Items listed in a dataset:
BEGIN

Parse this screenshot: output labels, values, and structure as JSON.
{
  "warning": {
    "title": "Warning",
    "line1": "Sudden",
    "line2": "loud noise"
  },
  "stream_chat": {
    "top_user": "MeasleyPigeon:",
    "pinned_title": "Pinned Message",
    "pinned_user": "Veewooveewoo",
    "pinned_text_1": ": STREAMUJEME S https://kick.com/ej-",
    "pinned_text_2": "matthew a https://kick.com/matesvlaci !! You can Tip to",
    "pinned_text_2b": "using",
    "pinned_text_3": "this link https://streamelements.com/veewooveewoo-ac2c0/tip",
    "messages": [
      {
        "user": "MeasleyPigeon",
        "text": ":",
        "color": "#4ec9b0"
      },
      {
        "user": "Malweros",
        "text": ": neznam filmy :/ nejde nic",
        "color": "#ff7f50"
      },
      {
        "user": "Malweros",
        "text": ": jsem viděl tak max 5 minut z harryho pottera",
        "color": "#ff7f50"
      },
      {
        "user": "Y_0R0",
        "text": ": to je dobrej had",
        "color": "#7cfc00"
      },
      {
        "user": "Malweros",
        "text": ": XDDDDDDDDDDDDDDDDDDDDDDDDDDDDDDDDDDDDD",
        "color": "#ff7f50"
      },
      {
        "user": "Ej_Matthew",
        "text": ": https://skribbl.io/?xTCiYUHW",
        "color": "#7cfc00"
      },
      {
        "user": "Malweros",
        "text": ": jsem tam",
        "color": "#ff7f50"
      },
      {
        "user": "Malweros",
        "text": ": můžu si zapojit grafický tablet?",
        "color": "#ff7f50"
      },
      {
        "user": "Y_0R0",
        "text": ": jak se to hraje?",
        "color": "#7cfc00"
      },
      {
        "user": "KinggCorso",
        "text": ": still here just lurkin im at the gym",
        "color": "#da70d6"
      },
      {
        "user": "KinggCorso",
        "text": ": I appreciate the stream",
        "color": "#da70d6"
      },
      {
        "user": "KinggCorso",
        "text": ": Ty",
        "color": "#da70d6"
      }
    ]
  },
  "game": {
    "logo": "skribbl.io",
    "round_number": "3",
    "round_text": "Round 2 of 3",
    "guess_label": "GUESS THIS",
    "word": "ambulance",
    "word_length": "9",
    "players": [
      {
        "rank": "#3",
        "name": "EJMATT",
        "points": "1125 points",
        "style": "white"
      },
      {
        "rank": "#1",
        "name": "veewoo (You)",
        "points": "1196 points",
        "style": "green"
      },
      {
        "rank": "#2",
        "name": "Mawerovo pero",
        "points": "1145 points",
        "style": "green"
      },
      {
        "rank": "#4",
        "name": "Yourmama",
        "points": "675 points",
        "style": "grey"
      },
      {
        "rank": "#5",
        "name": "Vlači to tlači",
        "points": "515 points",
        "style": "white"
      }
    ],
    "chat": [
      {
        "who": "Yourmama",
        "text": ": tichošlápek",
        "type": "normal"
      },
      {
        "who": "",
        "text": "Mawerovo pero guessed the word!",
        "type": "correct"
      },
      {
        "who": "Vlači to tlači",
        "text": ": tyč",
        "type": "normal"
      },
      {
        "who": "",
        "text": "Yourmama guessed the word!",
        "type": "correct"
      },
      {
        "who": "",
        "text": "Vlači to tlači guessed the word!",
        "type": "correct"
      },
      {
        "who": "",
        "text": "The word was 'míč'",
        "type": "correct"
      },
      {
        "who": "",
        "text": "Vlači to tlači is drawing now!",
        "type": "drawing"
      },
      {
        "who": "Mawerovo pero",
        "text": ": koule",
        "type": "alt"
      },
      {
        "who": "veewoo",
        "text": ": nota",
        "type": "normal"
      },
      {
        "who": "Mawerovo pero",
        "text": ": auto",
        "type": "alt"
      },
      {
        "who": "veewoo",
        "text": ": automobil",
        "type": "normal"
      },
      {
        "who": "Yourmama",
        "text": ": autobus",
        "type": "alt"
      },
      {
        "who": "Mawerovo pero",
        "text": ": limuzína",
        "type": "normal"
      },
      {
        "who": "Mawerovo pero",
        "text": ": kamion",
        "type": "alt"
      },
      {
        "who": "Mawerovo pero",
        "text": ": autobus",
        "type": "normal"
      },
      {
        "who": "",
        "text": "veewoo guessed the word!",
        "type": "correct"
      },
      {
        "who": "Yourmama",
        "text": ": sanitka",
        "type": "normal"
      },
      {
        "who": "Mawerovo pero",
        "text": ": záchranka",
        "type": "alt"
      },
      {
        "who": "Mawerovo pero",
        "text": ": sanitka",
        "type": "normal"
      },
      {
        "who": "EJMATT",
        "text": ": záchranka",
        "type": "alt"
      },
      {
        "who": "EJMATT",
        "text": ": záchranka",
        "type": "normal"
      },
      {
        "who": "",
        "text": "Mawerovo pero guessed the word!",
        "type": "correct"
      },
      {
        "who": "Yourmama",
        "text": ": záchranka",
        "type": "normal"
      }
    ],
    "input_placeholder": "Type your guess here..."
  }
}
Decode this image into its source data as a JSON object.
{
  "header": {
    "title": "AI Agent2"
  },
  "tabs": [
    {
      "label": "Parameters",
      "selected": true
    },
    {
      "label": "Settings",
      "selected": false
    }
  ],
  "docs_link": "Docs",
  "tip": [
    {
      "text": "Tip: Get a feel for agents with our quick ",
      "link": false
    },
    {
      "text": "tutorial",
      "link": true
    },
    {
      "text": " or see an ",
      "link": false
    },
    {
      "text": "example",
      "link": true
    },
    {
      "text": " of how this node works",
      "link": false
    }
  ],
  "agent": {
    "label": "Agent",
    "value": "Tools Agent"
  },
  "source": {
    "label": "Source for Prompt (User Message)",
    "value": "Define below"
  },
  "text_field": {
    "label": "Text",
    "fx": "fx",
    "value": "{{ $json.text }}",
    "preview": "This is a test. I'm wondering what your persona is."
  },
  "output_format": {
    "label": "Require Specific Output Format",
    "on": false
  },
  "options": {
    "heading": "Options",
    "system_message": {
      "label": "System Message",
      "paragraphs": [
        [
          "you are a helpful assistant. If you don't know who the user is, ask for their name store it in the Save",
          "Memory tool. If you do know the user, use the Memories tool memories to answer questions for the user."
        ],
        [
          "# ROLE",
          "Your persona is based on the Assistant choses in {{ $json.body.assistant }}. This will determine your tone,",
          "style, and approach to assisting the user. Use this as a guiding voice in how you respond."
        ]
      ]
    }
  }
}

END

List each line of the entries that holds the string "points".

        "points": "1125 points",
        "points": "1196 points",
        "points": "1145 points",
        "points": "675 points",
        "points": "515 points",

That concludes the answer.